- **Data under study**:
============================================================

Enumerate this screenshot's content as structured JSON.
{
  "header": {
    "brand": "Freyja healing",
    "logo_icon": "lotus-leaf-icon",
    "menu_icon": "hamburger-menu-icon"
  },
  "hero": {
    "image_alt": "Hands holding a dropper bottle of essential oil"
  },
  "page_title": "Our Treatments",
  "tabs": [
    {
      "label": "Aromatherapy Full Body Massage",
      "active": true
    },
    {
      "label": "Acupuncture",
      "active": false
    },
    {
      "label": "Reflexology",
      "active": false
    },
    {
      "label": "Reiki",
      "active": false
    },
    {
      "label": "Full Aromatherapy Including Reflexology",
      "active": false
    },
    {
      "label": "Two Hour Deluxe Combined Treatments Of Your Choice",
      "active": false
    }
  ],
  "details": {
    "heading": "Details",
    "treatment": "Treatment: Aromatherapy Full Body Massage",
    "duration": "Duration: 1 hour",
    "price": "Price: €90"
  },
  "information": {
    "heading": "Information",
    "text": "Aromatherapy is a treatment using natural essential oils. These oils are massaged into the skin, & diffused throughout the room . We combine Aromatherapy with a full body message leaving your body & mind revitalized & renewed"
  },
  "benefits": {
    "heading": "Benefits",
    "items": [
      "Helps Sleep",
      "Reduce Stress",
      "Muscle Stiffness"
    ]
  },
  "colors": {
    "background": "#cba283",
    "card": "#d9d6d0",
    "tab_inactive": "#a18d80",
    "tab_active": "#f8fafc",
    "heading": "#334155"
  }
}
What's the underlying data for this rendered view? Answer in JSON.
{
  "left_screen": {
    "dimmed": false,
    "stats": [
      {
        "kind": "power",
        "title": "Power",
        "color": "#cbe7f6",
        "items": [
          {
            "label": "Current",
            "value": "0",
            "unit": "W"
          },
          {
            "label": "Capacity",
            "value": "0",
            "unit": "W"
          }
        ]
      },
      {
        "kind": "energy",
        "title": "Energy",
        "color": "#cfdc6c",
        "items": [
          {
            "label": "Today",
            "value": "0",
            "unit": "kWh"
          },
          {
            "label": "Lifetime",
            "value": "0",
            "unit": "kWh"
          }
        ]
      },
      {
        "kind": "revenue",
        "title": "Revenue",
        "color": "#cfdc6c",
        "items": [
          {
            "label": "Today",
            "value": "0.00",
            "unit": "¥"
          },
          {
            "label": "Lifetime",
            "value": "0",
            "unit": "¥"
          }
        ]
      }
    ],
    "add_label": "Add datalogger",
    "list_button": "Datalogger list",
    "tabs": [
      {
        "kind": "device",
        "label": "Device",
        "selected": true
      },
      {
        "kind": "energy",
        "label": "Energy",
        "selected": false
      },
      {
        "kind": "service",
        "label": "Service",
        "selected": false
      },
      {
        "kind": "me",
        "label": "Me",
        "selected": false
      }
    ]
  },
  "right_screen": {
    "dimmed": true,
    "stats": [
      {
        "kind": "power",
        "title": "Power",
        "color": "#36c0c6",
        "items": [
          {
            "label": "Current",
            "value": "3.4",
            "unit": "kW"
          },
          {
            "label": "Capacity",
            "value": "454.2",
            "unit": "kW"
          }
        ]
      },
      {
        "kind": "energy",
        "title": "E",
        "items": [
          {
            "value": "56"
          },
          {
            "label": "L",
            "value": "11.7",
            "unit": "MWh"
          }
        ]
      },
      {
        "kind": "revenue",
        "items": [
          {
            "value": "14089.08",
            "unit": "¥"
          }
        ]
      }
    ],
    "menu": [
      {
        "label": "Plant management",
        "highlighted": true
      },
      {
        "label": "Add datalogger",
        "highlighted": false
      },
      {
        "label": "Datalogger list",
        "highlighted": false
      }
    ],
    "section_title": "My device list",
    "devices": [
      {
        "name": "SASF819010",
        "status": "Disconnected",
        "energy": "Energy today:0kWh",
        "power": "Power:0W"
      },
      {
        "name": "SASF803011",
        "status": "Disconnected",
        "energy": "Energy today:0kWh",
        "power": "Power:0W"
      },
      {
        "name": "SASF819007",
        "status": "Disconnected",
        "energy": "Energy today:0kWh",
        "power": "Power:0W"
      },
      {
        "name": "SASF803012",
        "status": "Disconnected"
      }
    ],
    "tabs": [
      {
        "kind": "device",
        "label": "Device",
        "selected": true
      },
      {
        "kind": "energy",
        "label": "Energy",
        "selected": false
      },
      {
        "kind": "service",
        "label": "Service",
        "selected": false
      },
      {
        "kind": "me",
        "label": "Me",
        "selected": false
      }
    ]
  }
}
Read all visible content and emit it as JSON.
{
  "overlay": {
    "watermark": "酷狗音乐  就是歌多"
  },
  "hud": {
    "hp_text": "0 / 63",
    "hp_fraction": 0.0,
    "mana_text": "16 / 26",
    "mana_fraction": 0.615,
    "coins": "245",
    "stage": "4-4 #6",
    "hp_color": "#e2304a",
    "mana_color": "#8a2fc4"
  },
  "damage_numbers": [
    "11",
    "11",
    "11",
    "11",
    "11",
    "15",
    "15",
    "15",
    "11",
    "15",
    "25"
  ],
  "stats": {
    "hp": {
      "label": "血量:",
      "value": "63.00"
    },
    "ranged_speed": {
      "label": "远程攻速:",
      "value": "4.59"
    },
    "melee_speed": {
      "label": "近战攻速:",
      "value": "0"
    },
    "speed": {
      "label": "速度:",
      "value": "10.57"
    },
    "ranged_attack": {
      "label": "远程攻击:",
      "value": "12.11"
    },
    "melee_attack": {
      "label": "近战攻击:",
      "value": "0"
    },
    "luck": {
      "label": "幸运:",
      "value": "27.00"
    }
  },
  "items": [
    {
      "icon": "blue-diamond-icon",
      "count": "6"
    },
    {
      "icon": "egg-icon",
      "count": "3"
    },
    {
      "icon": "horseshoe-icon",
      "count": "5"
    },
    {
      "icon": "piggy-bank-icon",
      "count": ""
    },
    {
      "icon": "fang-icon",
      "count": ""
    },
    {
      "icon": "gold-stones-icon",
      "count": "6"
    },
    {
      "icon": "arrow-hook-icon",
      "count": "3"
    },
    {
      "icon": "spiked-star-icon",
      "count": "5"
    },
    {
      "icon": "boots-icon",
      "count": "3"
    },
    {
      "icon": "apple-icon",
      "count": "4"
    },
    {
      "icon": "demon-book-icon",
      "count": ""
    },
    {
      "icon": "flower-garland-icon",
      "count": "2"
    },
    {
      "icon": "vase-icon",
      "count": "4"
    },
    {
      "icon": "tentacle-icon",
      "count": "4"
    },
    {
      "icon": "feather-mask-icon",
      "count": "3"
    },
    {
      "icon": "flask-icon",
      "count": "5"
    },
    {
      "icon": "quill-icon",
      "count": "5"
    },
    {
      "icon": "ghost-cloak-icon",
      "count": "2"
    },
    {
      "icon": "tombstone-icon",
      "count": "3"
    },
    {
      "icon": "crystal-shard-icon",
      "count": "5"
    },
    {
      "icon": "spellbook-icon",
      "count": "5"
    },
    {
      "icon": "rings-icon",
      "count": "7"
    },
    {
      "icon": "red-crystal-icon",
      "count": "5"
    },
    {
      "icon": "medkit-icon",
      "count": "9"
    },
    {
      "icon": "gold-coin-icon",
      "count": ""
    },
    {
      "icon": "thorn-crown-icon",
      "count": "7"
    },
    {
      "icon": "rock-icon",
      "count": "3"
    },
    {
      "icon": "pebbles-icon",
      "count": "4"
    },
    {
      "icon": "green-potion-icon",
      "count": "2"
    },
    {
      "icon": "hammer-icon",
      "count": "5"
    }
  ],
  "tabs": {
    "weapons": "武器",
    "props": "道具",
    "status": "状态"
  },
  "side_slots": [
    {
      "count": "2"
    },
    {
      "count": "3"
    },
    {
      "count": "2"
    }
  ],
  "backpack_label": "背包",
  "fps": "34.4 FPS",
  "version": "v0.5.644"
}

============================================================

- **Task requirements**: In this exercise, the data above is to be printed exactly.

- **Final answer**:
Enumerate this screenshot's content as structured JSON.
{
  "header": {
    "brand": "Freyja healing",
    "logo_icon": "lotus-leaf-icon",
    "menu_icon": "hamburger-menu-icon"
  },
  "hero": {
    "image_alt": "Hands holding a dropper bottle of essential oil"
  },
  "page_title": "Our Treatments",
  "tabs": [
    {
      "label": "Aromatherapy Full Body Massage",
      "active": true
    },
    {
      "label": "Acupuncture",
      "active": false
    },
    {
      "label": "Reflexology",
      "active": false
    },
    {
      "label": "Reiki",
      "active": false
    },
    {
      "label": "Full Aromatherapy Including Reflexology",
      "active": false
    },
    {
      "label": "Two Hour Deluxe Combined Treatments Of Your Choice",
      "active": false
    }
  ],
  "details": {
    "heading": "Details",
    "treatment": "Treatment: Aromatherapy Full Body Massage",
    "duration": "Duration: 1 hour",
    "price": "Price: €90"
  },
  "information": {
    "heading": "Information",
    "text": "Aromatherapy is a treatment using natural essential oils. These oils are massaged into the skin, & diffused throughout the room . We combine Aromatherapy with a full body message leaving your body & mind revitalized & renewed"
  },
  "benefits": {
    "heading": "Benefits",
    "items": [
      "Helps Sleep",
      "Reduce Stress",
      "Muscle Stiffness"
    ]
  },
  "colors": {
    "background": "#cba283",
    "card": "#d9d6d0",
    "tab_inactive": "#a18d80",
    "tab_active": "#f8fafc",
    "heading": "#334155"
  }
}
What's the underlying data for this rendered view? Answer in JSON.
{
  "left_screen": {
    "dimmed": false,
    "stats": [
      {
        "kind": "power",
        "title": "Power",
        "color": "#cbe7f6",
        "items": [
          {
            "label": "Current",
            "value": "0",
            "unit": "W"
          },
          {
            "label": "Capacity",
            "value": "0",
            "unit": "W"
          }
        ]
      },
      {
        "kind": "energy",
        "title": "Energy",
        "color": "#cfdc6c",
        "items": [
          {
            "label": "Today",
            "value": "0",
            "unit": "kWh"
          },
          {
            "label": "Lifetime",
            "value": "0",
            "unit": "kWh"
          }
        ]
      },
      {
        "kind": "revenue",
        "title": "Revenue",
        "color": "#cfdc6c",
        "items": [
          {
            "label": "Today",
            "value": "0.00",
            "unit": "¥"
          },
          {
            "label": "Lifetime",
            "value": "0",
            "unit": "¥"
          }
        ]
      }
    ],
    "add_label": "Add datalogger",
    "list_button": "Datalogger list",
    "tabs": [
      {
        "kind": "device",
        "label": "Device",
        "selected": true
      },
      {
        "kind": "energy",
        "label": "Energy",
        "selected": false
      },
      {
        "kind": "service",
        "label": "Service",
        "selected": false
      },
      {
        "kind": "me",
        "label": "Me",
        "selected": false
      }
    ]
  },
  "right_screen": {
    "dimmed": true,
    "stats": [
      {
        "kind": "power",
        "title": "Power",
        "color": "#36c0c6",
        "items": [
          {
            "label": "Current",
            "value": "3.4",
            "unit": "kW"
          },
          {
            "label": "Capacity",
            "value": "454.2",
            "unit": "kW"
          }
        ]
      },
      {
        "kind": "energy",
        "title": "E",
        "items": [
          {
            "value": "56"
          },
          {
            "label": "L",
            "value": "11.7",
            "unit": "MWh"
          }
        ]
      },
      {
        "kind": "revenue",
        "items": [
          {
            "value": "14089.08",
            "unit": "¥"
          }
        ]
      }
    ],
    "menu": [
      {
        "label": "Plant management",
        "highlighted": true
      },
      {
        "label": "Add datalogger",
        "highlighted": false
      },
      {
        "label": "Datalogger list",
        "highlighted": false
      }
    ],
    "section_title": "My device list",
    "devices": [
      {
        "name": "SASF819010",
        "status": "Disconnected",
        "energy": "Energy today:0kWh",
        "power": "Power:0W"
      },
      {
        "name": "SASF803011",
        "status": "Disconnected",
        "energy": "Energy today:0kWh",
        "power": "Power:0W"
      },
      {
        "name": "SASF819007",
        "status": "Disconnected",
        "energy": "Energy today:0kWh",
        "power": "Power:0W"
      },
      {
        "name": "SASF803012",
        "status": "Disconnected"
      }
    ],
    "tabs": [
      {
        "kind": "device",
        "label": "Device",
        "selected": true
      },
      {
        "kind": "energy",
        "label": "Energy",
        "selected": false
      },
      {
        "kind": "service",
        "label": "Service",
        "selected": false
      },
      {
        "kind": "me",
        "label": "Me",
        "selected": false
      }
    ]
  }
}
Read all visible content and emit it as JSON.
{
  "overlay": {
    "watermark": "酷狗音乐  就是歌多"
  },
  "hud": {
    "hp_text": "0 / 63",
    "hp_fraction": 0.0,
    "mana_text": "16 / 26",
    "mana_fraction": 0.615,
    "coins": "245",
    "stage": "4-4 #6",
    "hp_color": "#e2304a",
    "mana_color": "#8a2fc4"
  },
  "damage_numbers": [
    "11",
    "11",
    "11",
    "11",
    "11",
    "15",
    "15",
    "15",
    "11",
    "15",
    "25"
  ],
  "stats": {
    "hp": {
      "label": "血量:",
      "value": "63.00"
    },
    "ranged_speed": {
      "label": "远程攻速:",
      "value": "4.59"
    },
    "melee_speed": {
      "label": "近战攻速:",
      "value": "0"
    },
    "speed": {
      "label": "速度:",
      "value": "10.57"
    },
    "ranged_attack": {
      "label": "远程攻击:",
      "value": "12.11"
    },
    "melee_attack": {
      "label": "近战攻击:",
      "value": "0"
    },
    "luck": {
      "label": "幸运:",
      "value": "27.00"
    }
  },
  "items": [
    {
      "icon": "blue-diamond-icon",
      "count": "6"
    },
    {
      "icon": "egg-icon",
      "count": "3"
    },
    {
      "icon": "horseshoe-icon",
      "count": "5"
    },
    {
      "icon": "piggy-bank-icon",
      "count": ""
    },
    {
      "icon": "fang-icon",
      "count": ""
    },
    {
      "icon": "gold-stones-icon",
      "count": "6"
    },
    {
      "icon": "arrow-hook-icon",
      "count": "3"
    },
    {
      "icon": "spiked-star-icon",
      "count": "5"
    },
    {
      "icon": "boots-icon",
      "count": "3"
    },
    {
      "icon": "apple-icon",
      "count": "4"
    },
    {
      "icon": "demon-book-icon",
      "count": ""
    },
    {
      "icon": "flower-garland-icon",
      "count": "2"
    },
    {
      "icon": "vase-icon",
      "count": "4"
    },
    {
      "icon": "tentacle-icon",
      "count": "4"
    },
    {
      "icon": "feather-mask-icon",
      "count": "3"
    },
    {
      "icon": "flask-icon",
      "count": "5"
    },
    {
      "icon": "quill-icon",
      "count": "5"
    },
    {
      "icon": "ghost-cloak-icon",
      "count": "2"
    },
    {
      "icon": "tombstone-icon",
      "count": "3"
    },
    {
      "icon": "crystal-shard-icon",
      "count": "5"
    },
    {
      "icon": "spellbook-icon",
      "count": "5"
    },
    {
      "icon": "rings-icon",
      "count": "7"
    },
    {
      "icon": "red-crystal-icon",
      "count": "5"
    },
    {
      "icon": "medkit-icon",
      "count": "9"
    },
    {
      "icon": "gold-coin-icon",
      "count": ""
    },
    {
      "icon": "thorn-crown-icon",
      "count": "7"
    },
    {
      "icon": "rock-icon",
      "count": "3"
    },
    {
      "icon": "pebbles-icon",
      "count": "4"
    },
    {
      "icon": "green-potion-icon",
      "count": "2"
    },
    {
      "icon": "hammer-icon",
      "count": "5"
    }
  ],
  "tabs": {
    "weapons": "武器",
    "props": "道具",
    "status": "状态"
  },
  "side_slots": [
    {
      "count": "2"
    },
    {
      "count": "3"
    },
    {
      "count": "2"
    }
  ],
  "backpack_label": "背包",
  "fps": "34.4 FPS",
  "version": "v0.5.644"
}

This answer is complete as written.